When you sit to think about businesses that can possibly grow into a franchise with outlets in different locations, a fried yam business may not fall among the first five options. But like we continue to see, day after day, anything is possible in business, and Adebayo Adedeji has proven that even a brand that sells just fried yam can grow to enviable heights.
Adedeji graduated from the Obafemi Awolowo University in 2003 with Bachelors of Science, Demography and Social Statistics, and later bagged an MBA in Finance at the Clark Atlanta University, Georgia in 2009. Even before completing his first degree, he had started his professional hustle.
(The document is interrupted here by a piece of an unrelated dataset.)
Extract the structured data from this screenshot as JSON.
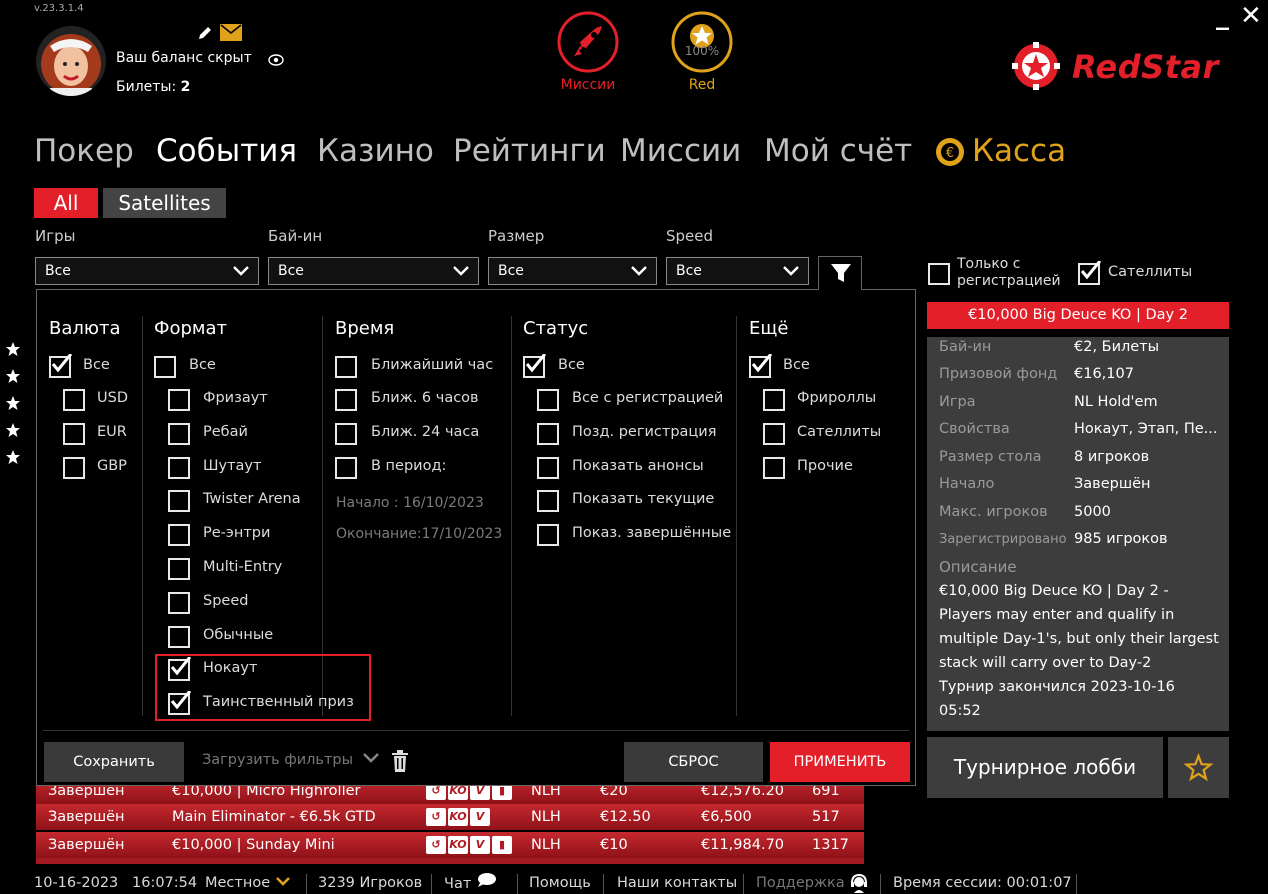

From 2000 to 2008, he worked as Financial Analyst at Nego Construction Limited, and Ecobank Nigeria; and also worked as Senior Financial Analyst with Arvin Meritor.
After completing his MBA, he joined Texas Instruments in June 2009 and spent three years working in different roles including; Finance Manager / Management Accountant; Strategic Operations Planning; and Cost and Financial Planner. He also worked with Walmart in Bentonville, Arkansas, and then with PetSmart in Phoenix, Arizona Area.
By 2016, Adebayo was not just any other MBA Holder. He had been properly seasoned and grounded with the diverse work experiences in different multinationals and retail brands.
MBA Holder Turns Yam Seller
Adedeji always knew that he wanted to do business, but for some time, it was really a case of trying out what worked.
“Touching lives and creating employment for Nigerians is a burning desire and that inspired me to not relent but fire on. I thought I could make a difference, and I guess that is where my inspiration is. I didn’t just want to settle for the white collar job I was having because I knew I am a business tycoon and could do very well owning my business and that has carried me to this point” he said in a recent interview.
He started a show business making high-quality shoes and sandals at lower prices, ranging from 500 to 6,000 naira. He soon ran into a major block when the cost of production went up due to depreciation of the naira.
“The dollar rate to naira increased from N140 to N400 per $1 within a short while. I could not forge ahead as the cost of production increased” he recounted.
While he was at this crossroad, the inspiration to start Dundun nation came from the least expected source.
“One morning, while my wife Kemi was frying yams in the house, I realised it was something I could do to make money. I know a woman who sells puff at 6 am and closes at 9 am, earning an average of what a 9-5 would earn monthly, in a day or two, that struck me”.
He did some more research and market survey around, and Dundun nation was born with himself and his wife as the first staffs. He would later be joined by his cousin Tosin, and his friend, Wale. He developed the concept around providing good and affordable food for the average Nigerian. The fried yam is offered with sweet potatoes, fried plantains, moinmoin and several proteins in different packages, so that it is affordable, filling and satisfying. The choice of name was quite logical, as Dùndú is the Yoruba word for fried yam.
When the opportunity came for Adedeji to join Amazon in 2017, he took it up, confident that his team of co-founders and partners could hold the fort and truly, they did. In May 2019, he joined Wakanow and assumed the role of Chief Commercial Officer(CCO) and Head of transformation. He has been the CEO of Wakanow since October 2019.
Speaking about the challenges, Adedeji said; “I don’t call it challenges, I call them learnings. I have always believed that there is a pattern to the madness, and it just takes being patient to learn and build around the learnings to develop a model that works. Hiring can be challenging, assess to reliable suppliers is still difficult, businesses staying true to contracts and sudden change in government policies can also be challenging”.
From the first caravan in Tejuosho, Yaba, Dundun nation has grown into a franchise that has tens of outlets, and hundreds of employees. Dundun nation is now also present in the United States of America, as well as the United Kingdom.
Here’s some lessons from the Dundun story
- Be creative; dare to be different: Who would have thought that a man would think of selling yams to make money and become successful at it? No business idea is stupid. So long as it brings value and expansion, it is a big deal. Don’t kill the creativity in you.
- In the process of growing your business, don’t let your sole goal be to be in the limelight. Invest your time in growing and expanding yourself. The limelight will find you.
- Do market research. Research cannot be overemphasized. Mr Bayo asked the puff seller, and it intrigued him to see a good reason to begin to sell yam. Know what the market demands. Carry a test to see what the most profitable thing to do is.
- Be willing to start small: We have had several articles on this topic. You would do well to check them out.
- Share your ideas with people who believe in you.
- Have a positive mindset towards your business.